“T” sat at the opposite end of the cafe table. It had been several weeks since she was rescued from the oppressive hands of a violent trafficker. There was still an unsettled expression on her face. You could sense she wasn’t doing well. In the world of anti-trafficking there is a temptation to put a strong emphasis on rescuing victims from the hands of violent traffickers.If we can get a victim out of a trafficking situation everything else will fall into place. But rescue is not a one-time event. Rescue comes through the everyday presence of committed people who walk alongside victims of trafficking as they heal and find hope.
We don’t walk ahead pulling them into the life we think they should live. Instead, we invest in providing a safe environment where they can walk empowered and free into a new future—one that is unfolding as we speak. It’s a dynamic reality. In this space a vast depth of work must be done in partnership with each survivor. As advocates, rescuers, and coaches we are there for the singular purpose of helping them travel toward their dreams.
When “T” was rescued she was fortunate enough to have the unconditional support of her family. Despite this support the weight of the shame that manifested in her thoughts told a story that no matter how ideal the situation she is rescued to there are challenges. As she sat there sharing about her dreams for her future she couldn’t help but be impacted by a nagging question that dominated her thoughts. Slowly, with brutal honesty, she asked, “Who will ever want me?”
James Pond, a good friend and mentor in my life, once said, “It’s not what we rescue someone from, but what we rescue them to that matters most.”
With so much emphasis put on rescue it is easy to forget that for years after rescue a survivor is walking through life trying to make sense of it all and trying to figure out what life looks like in the context of this new reality. Living in a reality that you are no longer a victim, but free, can be daunting if not an entirely new concept. When rescue takes place the inevitable question, “What now?” follows.
At first it’s practical:
“How will I afford food?”
“How will I get a job?”
“How will I get to work?”
“What about criminal charges on my record?”
“I am not documented in this country.”
“I have no friends and family nearby that I can go to.”
These questions and uncertainties compounded with factors of psychological trauma, health issues, language barriers, and educational barriers causes an understandable paralysis. Without the right kind of care and support they may never move passed the paralysis. For a survivor to move forward it takes more than good intentions and love. And how we think of love can cause us to think we just need to say nice things to a survivor.
Love is not confined to a word. Love is not confined to a feeling. Love is an action wrapped in the visceral certainty that we exist to create shalom in the world. Providing care and support requires this level of love. It requires us to obtain the expertise and sensitivity to survivors’ unique needs. It is essential that someone feel accepted. And it is essential that there be a clear understanding how to care for someone that has faced deep levels of trauma.

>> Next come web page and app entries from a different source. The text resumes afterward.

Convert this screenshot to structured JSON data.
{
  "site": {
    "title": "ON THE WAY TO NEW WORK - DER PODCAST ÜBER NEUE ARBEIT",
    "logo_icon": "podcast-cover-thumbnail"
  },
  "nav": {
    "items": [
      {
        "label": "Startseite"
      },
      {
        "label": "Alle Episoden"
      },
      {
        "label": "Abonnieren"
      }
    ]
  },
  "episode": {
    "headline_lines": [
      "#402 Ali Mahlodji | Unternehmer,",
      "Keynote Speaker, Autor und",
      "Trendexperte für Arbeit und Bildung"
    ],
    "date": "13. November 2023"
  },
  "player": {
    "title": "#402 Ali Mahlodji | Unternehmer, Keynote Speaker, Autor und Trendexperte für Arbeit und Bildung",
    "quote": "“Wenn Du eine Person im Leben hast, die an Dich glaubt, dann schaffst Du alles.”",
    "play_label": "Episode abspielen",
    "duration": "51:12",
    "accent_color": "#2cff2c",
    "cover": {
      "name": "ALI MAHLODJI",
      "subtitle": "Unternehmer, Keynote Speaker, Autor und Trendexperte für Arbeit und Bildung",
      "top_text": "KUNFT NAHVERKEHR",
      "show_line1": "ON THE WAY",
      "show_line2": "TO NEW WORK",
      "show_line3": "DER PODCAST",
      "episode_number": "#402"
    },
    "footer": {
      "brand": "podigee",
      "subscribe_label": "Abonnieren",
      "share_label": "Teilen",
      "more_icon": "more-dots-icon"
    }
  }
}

And that core question, “Who will ever want me?” speaks to the depth of injury done to someone’s identity and self-worth. It’s a wound to the soul. How we interact with those we serve must be modeled closely after how Jesus interacted with people. As we walk with someone toward healing there must be the removal of any agenda.
Jesus’ mission was one of justice. When we talk about justice we are talking about how things ought to be. Jesus walked with profound grace and wisdom during his mission to bring justice to the earth. How we walk with trafficking survivors and everyone in our lives should be in the pursuit of establishing a society that is based on how things ought to be.
And people ought to be free. Entirely.
This kind of space enables survivors to move from questioning their value to the realization that they are unequivocally wanted. This takes the daily work of providing freedom in a structured environment where there are expectations and unconditional care. It requires a space where we carry no agenda. Those moments are not about us. They are about the person sitting in front of us.
Rescue is essential to healing, but healing is the essential element of an effective rescue.
Remember it’s not what we rescue someone from, but what we rescue them to that matters the most.
“T” got an answer to her question and it’s my hope that every survivor of human trafficking that wrestles with identity will have the support and care around them that will provide an undeniably voluminous answer to that question. As a community of people that are engaged in the global movement to end slavery we can play an active part in shaping a culture that dispels any uncertainty about someone’s value and openly welcomes each survivor not as a trafficking victim but as an incredible human being.
Joshua Bailey is President & CEO of The Gray Haven, a non-profit dedicated to serving victims of human trafficking and eradicating slavery from the communities in which they work. You can follow Joshua on twitter at @TuoBailey and @TheGrayHaven.